### Material for this task

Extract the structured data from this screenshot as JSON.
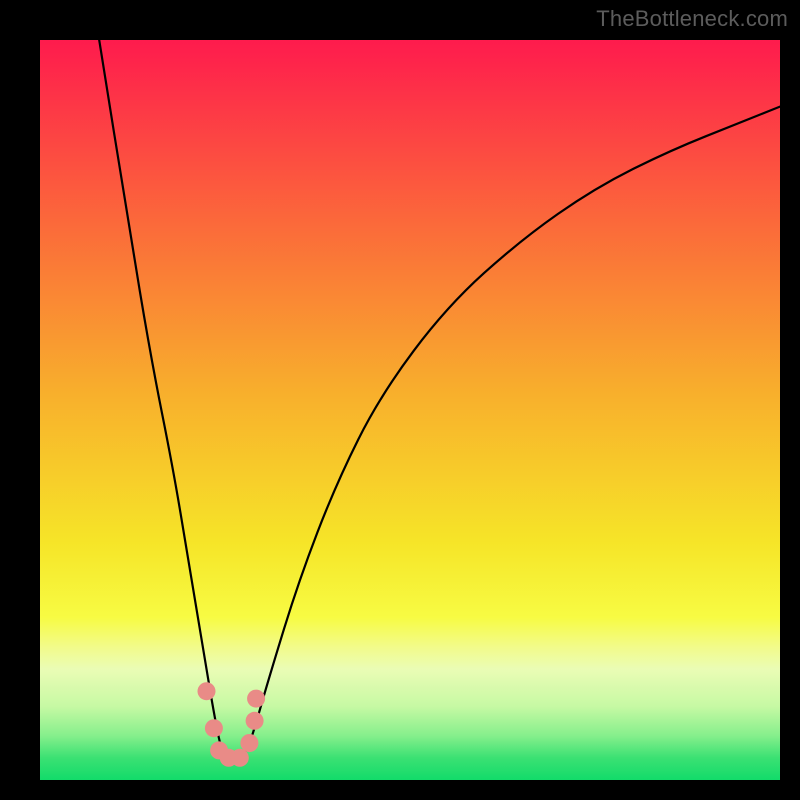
{
  "watermark": "TheBottleneck.com",
  "chart_data": {
    "type": "line",
    "title": "",
    "xlabel": "",
    "ylabel": "",
    "xlim": [
      0,
      100
    ],
    "ylim": [
      0,
      100
    ],
    "grid": false,
    "legend": false,
    "notes": "Rainbow vertical gradient (red→orange→yellow→green) background with a black V-shaped bottleneck curve. Values are approximate pixel-read estimates on a 0–100 normalized axis.",
    "series": [
      {
        "name": "bottleneck-curve",
        "color": "#000000",
        "x": [
          8,
          12,
          15,
          18,
          20,
          22,
          23.5,
          24.5,
          25.5,
          26.5,
          28,
          29,
          31,
          35,
          40,
          46,
          55,
          65,
          75,
          85,
          95,
          100
        ],
        "y": [
          100,
          75,
          57,
          42,
          30,
          18,
          9,
          4,
          2.5,
          2.5,
          4,
          7,
          14,
          27,
          40,
          52,
          64,
          73,
          80,
          85,
          89,
          91
        ]
      }
    ],
    "markers": [
      {
        "name": "pink-dot",
        "x": 22.5,
        "y": 12,
        "color": "#e98b87"
      },
      {
        "name": "pink-dot",
        "x": 23.5,
        "y": 7,
        "color": "#e98b87"
      },
      {
        "name": "pink-dot",
        "x": 24.2,
        "y": 4,
        "color": "#e98b87"
      },
      {
        "name": "pink-dot",
        "x": 25.5,
        "y": 3,
        "color": "#e98b87"
      },
      {
        "name": "pink-dot",
        "x": 27.0,
        "y": 3,
        "color": "#e98b87"
      },
      {
        "name": "pink-dot",
        "x": 28.3,
        "y": 5,
        "color": "#e98b87"
      },
      {
        "name": "pink-dot",
        "x": 29.0,
        "y": 8,
        "color": "#e98b87"
      },
      {
        "name": "pink-dot",
        "x": 29.2,
        "y": 11,
        "color": "#e98b87"
      }
    ],
    "background_gradient_stops": [
      {
        "offset": 0,
        "color": "#fe1b4d"
      },
      {
        "offset": 25,
        "color": "#fb6a3a"
      },
      {
        "offset": 48,
        "color": "#f8b02c"
      },
      {
        "offset": 68,
        "color": "#f6e528"
      },
      {
        "offset": 78,
        "color": "#f7fb43"
      },
      {
        "offset": 82,
        "color": "#f2fb8a"
      },
      {
        "offset": 85,
        "color": "#eafcb5"
      },
      {
        "offset": 90,
        "color": "#c7f9a4"
      },
      {
        "offset": 94,
        "color": "#86ef8c"
      },
      {
        "offset": 97,
        "color": "#3be173"
      },
      {
        "offset": 100,
        "color": "#12db6a"
      }
    ]
  }
}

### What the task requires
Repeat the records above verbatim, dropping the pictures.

### Result of the task
Extract the structured data from this screenshot as JSON.
{
  "watermark": "TheBottleneck.com",
  "chart_data": {
    "type": "line",
    "title": "",
    "xlabel": "",
    "ylabel": "",
    "xlim": [
      0,
      100
    ],
    "ylim": [
      0,
      100
    ],
    "grid": false,
    "legend": false,
    "notes": "Rainbow vertical gradient (red→orange→yellow→green) background with a black V-shaped bottleneck curve. Values are approximate pixel-read estimates on a 0–100 normalized axis.",
    "series": [
      {
        "name": "bottleneck-curve",
        "color": "#000000",
        "x": [
          8,
          12,
          15,
          18,
          20,
          22,
          23.5,
          24.5,
          25.5,
          26.5,
          28,
          29,
          31,
          35,
          40,
          46,
          55,
          65,
          75,
          85,
          95,
          100
        ],
        "y": [
          100,
          75,
          57,
          42,
          30,
          18,
          9,
          4,
          2.5,
          2.5,
          4,
          7,
          14,
          27,
          40,
          52,
          64,
          73,
          80,
          85,
          89,
          91
        ]
      }
    ],
    "markers": [
      {
        "name": "pink-dot",
        "x": 22.5,
        "y": 12,
        "color": "#e98b87"
      },
      {
        "name": "pink-dot",
        "x": 23.5,
        "y": 7,
        "color": "#e98b87"
      },
      {
        "name": "pink-dot",
        "x": 24.2,
        "y": 4,
        "color": "#e98b87"
      },
      {
        "name": "pink-dot",
        "x": 25.5,
        "y": 3,
        "color": "#e98b87"
      },
      {
        "name": "pink-dot",
        "x": 27.0,
        "y": 3,
        "color": "#e98b87"
      },
      {
        "name": "pink-dot",
        "x": 28.3,
        "y": 5,
        "color": "#e98b87"
      },
      {
        "name": "pink-dot",
        "x": 29.0,
        "y": 8,
        "color": "#e98b87"
      },
      {
        "name": "pink-dot",
        "x": 29.2,
        "y": 11,
        "color": "#e98b87"
      }
    ],
    "background_gradient_stops": [
      {
        "offset": 0,
        "color": "#fe1b4d"
      },
      {
        "offset": 25,
        "color": "#fb6a3a"
      },
      {
        "offset": 48,
        "color": "#f8b02c"
      },
      {
        "offset": 68,
        "color": "#f6e528"
      },
      {
        "offset": 78,
        "color": "#f7fb43"
      },
      {
        "offset": 82,
        "color": "#f2fb8a"
      },
      {
        "offset": 85,
        "color": "#eafcb5"
      },
      {
        "offset": 90,
        "color": "#c7f9a4"
      },
      {
        "offset": 94,
        "color": "#86ef8c"
      },
      {
        "offset": 97,
        "color": "#3be173"
      },
      {
        "offset": 100,
        "color": "#12db6a"
      }
    ]
  }
}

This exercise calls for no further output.